  • Comparable reporting results can be achieved, particularly where the cash flows of the individual components are interrelated, by the issuer of the product accounting for multiple components together using a single measurement model.  

Unsurprisingly, IFRS 17 Insurance Contracts requires insurers to apply a similar approach to insurance contracts with non-insurance components.

Separating insurance and investment components

When an insurer issues an insurance contract that requires the insurer to provide the policyholder with both:

  • Insurance contract services – insurance coverage plus, if applicable, services related to managing a clearly identified pool of assets that the policyholder will share in along with other policyholders, and
  • An investment component – the right to a lump sum (which may reflect a fixed or variable return), irrespective of whether the insured event occurs,

IFRS 17 requires that the insurer separately account for the investment component if, and only if, that investment component is ‘distinct’.

An investment component is distinct if, and only if, both of the following conditions are met:
  • The investment component and the insurance component are not highly interrelated, and
  • A contract with equivalent terms is sold, or could be sold, separately at least in the same jurisdiction.
An investment component and an insurance component are highly interrelated if, and only if:
  • The insurer is unable to measure one component without considering the other component. For instance, when the value of one component changes in direct response to a change in the other component, or
  • The policyholder is unable to benefit from one component unless the other component is also present. For instance, if the lapse or maturity of one component would cause the lapse or maturity of the other component, this would suggest the two components are highly interrelated. 
Otherwise, the investment component and the insurance component would not be considered highly interrelated.

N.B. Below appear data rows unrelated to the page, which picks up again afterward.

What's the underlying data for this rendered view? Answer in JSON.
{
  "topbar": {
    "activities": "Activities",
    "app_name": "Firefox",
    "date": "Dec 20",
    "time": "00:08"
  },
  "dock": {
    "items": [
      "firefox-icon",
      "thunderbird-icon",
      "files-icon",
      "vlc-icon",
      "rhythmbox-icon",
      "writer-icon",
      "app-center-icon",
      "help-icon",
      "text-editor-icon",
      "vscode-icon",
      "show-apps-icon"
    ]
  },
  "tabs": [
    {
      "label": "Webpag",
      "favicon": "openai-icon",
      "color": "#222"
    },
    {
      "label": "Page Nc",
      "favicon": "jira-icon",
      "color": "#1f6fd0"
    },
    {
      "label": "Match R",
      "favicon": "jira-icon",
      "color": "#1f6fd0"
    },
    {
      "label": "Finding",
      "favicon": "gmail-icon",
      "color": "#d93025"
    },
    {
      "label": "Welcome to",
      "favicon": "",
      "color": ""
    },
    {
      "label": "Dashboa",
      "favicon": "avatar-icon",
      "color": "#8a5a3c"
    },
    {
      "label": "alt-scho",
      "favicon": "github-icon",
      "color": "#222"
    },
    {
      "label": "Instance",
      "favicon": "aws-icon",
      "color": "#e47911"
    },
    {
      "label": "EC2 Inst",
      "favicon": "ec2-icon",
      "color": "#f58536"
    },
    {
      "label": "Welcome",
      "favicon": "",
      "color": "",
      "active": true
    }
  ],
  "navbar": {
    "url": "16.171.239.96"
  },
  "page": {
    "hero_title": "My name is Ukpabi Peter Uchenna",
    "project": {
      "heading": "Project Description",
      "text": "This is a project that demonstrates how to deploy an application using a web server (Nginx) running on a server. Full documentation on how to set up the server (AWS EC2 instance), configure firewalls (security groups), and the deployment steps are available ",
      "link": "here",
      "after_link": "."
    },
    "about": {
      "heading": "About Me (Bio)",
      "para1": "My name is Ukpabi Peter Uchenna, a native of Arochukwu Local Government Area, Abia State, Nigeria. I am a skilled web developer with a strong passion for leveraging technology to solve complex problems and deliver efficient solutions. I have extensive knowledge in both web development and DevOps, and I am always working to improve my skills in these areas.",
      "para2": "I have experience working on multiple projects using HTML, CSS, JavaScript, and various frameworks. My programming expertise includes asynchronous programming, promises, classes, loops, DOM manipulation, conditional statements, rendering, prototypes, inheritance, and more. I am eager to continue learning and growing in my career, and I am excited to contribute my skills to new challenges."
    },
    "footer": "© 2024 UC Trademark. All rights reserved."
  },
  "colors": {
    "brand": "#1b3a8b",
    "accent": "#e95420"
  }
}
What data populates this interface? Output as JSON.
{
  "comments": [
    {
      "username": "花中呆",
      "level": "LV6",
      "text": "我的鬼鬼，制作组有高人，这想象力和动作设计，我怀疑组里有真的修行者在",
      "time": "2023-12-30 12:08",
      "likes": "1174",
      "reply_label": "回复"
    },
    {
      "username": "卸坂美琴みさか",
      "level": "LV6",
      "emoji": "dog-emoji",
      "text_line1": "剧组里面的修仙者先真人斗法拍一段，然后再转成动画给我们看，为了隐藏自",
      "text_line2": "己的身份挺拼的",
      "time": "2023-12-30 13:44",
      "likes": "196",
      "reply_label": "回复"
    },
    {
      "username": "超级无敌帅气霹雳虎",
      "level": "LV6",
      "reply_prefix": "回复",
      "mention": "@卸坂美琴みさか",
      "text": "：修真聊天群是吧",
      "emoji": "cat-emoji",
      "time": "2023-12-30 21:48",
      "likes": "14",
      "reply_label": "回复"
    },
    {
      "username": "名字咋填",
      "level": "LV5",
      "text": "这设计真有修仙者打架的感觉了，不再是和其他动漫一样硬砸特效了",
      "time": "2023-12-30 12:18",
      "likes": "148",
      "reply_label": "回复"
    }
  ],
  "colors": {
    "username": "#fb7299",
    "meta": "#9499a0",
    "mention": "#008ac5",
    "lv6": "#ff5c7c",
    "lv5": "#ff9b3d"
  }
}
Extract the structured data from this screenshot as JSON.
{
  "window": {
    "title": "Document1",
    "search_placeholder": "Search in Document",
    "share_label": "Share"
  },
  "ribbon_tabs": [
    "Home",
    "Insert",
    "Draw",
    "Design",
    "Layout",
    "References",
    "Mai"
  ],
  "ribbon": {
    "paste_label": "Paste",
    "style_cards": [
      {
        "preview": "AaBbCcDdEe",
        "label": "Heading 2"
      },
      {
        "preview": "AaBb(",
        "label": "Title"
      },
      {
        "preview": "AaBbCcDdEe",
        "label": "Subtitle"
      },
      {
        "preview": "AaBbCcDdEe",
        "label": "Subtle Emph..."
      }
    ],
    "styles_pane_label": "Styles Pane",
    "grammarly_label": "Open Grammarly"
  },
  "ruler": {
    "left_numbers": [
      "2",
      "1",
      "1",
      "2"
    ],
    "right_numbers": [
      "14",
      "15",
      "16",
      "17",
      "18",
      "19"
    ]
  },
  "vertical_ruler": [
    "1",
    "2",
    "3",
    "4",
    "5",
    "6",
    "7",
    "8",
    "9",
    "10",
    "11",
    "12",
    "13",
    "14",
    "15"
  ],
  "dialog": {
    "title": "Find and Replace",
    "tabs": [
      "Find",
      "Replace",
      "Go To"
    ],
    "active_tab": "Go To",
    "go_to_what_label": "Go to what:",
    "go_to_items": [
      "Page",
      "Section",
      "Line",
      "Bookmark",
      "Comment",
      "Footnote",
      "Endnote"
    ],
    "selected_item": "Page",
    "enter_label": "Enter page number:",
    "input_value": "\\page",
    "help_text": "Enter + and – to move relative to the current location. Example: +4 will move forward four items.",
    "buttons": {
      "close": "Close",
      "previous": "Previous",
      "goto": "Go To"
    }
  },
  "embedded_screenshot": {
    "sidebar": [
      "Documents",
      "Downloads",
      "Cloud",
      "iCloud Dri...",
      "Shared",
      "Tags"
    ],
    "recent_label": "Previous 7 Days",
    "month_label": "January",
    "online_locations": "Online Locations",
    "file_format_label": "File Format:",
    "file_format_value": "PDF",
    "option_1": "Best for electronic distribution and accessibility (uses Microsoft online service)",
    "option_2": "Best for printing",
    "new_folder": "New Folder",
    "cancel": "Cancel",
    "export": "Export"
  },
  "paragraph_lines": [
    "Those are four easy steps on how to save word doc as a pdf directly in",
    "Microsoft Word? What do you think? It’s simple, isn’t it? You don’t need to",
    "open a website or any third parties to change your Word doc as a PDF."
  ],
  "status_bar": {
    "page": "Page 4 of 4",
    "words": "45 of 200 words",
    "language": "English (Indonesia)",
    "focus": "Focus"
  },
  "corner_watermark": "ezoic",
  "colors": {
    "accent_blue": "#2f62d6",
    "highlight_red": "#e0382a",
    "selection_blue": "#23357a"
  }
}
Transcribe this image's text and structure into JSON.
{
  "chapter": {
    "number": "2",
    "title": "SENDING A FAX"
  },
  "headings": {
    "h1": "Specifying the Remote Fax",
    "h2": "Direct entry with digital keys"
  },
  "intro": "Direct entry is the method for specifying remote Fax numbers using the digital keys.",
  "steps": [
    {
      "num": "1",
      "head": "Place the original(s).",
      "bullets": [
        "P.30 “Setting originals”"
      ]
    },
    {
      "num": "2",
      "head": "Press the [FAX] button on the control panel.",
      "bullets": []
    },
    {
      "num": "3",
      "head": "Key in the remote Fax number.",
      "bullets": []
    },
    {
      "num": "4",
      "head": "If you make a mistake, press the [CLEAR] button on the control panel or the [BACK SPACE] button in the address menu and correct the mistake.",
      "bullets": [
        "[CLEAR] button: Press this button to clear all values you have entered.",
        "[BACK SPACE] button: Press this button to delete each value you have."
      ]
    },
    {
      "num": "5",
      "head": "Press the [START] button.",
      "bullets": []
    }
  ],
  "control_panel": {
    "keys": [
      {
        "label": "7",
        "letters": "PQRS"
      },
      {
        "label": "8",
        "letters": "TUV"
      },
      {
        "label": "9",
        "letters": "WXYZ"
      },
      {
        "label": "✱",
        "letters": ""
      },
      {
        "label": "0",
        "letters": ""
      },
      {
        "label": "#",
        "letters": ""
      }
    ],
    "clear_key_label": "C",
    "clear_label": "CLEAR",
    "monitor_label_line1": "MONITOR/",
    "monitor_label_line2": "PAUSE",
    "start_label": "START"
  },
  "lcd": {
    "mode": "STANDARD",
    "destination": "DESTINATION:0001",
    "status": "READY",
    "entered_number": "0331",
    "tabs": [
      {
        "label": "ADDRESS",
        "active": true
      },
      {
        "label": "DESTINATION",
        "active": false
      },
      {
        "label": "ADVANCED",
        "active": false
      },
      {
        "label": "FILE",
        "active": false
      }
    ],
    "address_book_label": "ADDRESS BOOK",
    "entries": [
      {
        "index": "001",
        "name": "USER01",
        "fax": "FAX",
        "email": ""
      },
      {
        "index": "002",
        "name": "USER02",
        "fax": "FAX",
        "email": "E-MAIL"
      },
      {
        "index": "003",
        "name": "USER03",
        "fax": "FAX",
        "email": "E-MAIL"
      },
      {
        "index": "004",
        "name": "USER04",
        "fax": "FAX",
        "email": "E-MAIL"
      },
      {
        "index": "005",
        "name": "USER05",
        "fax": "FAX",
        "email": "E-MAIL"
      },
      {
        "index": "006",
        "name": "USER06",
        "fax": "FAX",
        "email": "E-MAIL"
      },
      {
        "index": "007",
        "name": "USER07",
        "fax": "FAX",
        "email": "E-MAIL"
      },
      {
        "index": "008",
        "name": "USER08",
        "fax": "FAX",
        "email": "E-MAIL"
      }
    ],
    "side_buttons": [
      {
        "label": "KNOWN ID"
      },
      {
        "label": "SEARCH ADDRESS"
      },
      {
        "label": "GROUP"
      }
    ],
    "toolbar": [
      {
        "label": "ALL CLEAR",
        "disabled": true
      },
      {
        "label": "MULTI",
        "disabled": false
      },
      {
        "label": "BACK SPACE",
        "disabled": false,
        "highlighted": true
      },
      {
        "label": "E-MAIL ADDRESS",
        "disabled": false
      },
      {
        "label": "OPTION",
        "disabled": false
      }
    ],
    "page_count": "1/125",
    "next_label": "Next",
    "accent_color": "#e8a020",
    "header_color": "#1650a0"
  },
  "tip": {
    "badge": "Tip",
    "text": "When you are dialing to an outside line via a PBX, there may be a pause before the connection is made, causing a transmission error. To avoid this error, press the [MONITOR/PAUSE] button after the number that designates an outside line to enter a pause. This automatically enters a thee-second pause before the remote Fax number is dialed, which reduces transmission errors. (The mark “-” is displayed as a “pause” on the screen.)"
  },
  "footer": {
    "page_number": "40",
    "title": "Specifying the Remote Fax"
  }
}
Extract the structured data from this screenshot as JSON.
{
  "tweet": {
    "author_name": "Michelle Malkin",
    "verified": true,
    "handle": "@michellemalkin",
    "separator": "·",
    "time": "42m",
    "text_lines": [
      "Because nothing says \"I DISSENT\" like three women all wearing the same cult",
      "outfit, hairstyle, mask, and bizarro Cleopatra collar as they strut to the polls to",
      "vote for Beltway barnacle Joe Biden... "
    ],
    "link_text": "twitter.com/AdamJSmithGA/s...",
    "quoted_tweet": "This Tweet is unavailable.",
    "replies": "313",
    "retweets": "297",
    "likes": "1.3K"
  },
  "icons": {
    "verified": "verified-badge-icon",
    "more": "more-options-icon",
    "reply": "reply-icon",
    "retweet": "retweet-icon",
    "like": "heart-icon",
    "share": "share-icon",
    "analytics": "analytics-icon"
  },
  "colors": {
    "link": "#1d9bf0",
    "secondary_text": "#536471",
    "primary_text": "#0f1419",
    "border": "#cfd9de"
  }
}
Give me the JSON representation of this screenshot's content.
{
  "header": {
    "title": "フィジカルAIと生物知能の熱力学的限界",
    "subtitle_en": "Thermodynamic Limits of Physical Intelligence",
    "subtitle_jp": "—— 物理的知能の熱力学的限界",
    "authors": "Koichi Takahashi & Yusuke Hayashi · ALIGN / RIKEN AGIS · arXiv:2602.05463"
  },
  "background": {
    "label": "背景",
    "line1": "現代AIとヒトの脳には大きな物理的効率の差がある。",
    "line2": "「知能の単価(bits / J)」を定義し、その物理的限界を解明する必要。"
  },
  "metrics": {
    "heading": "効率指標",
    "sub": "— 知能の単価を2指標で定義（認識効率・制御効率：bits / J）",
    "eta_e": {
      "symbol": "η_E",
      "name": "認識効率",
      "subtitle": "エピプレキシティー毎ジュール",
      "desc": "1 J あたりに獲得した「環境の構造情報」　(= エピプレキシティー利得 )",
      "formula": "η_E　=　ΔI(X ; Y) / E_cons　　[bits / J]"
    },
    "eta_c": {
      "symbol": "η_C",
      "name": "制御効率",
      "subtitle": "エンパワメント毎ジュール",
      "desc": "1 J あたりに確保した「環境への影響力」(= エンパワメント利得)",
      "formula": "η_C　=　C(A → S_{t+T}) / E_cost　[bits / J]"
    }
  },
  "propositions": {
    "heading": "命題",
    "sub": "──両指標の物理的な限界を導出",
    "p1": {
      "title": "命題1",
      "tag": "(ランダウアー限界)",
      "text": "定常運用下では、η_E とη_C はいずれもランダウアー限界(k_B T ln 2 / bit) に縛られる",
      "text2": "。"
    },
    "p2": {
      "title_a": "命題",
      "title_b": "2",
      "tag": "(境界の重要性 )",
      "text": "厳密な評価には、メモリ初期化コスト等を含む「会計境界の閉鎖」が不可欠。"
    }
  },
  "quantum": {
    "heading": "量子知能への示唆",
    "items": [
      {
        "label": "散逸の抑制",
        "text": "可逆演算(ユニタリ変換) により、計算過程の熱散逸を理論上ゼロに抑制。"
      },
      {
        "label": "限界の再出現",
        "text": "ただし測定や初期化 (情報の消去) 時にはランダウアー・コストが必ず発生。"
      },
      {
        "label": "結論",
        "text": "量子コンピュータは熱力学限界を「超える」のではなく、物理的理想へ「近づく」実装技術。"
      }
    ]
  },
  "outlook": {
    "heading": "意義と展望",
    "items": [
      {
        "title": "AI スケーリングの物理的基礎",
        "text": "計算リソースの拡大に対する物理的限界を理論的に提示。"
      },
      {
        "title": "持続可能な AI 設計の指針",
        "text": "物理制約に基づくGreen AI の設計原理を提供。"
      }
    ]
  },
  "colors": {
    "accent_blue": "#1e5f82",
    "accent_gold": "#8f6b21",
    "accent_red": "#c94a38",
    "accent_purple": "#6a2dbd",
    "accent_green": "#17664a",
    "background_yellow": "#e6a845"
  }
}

Separating other components from insurance and investment components

Insurance contracts might also comprise components in addition to, or instead of, an investment component. In such circumstances, the insurer is required to:

  • Apply the relevant requirements in IFRS 9 Financial Instruments to determine whether there is an embedded derivative in the contract (which may be distinct from any investment component), and if so account for the embedded derivative in accordance with that Standard, and
  • Separately account for any distinct goods or services (other than insurance contract services) to be provided to the policyholder in accordance with IFRS 15 Revenue from Contracts with Customers. Accordingly, under IFRS 17 an insurer would:
    •  Apply IFRS 15 to attribute the cash inflows between the insurance component and any promises to provide distinct goods or services other than insurance contract services, and
    • Attribute the cash outflows between the insurance component and any promised goods or services other than insurance contract services, accounted for by applying IFRS 15 so that:
      • Cash outflows that relate directly to each component are attributed to that component, and
      • Any remaining cash outflows are attributed on a systematic and rational basis, reflecting the cash outflows the entity would expect to arise if that component were a separate contract.
        Note: Under IFRS 9, the accounting for embedded derivatives can differ subject to whether:
        • The non-derivative host and the derivative each have economic characteristics and risks that are not ‘closely’ related and a separate instrument with the same terms as the embedded derivative would meet the definition of a derivative in IFRS 9, and
        • The issuer of the instrument meets any of the necessary criteria that permit or require the entity to account for the entire arrangement at fair value through profit or loss.

 For more on the above, please contact your local BDO representative.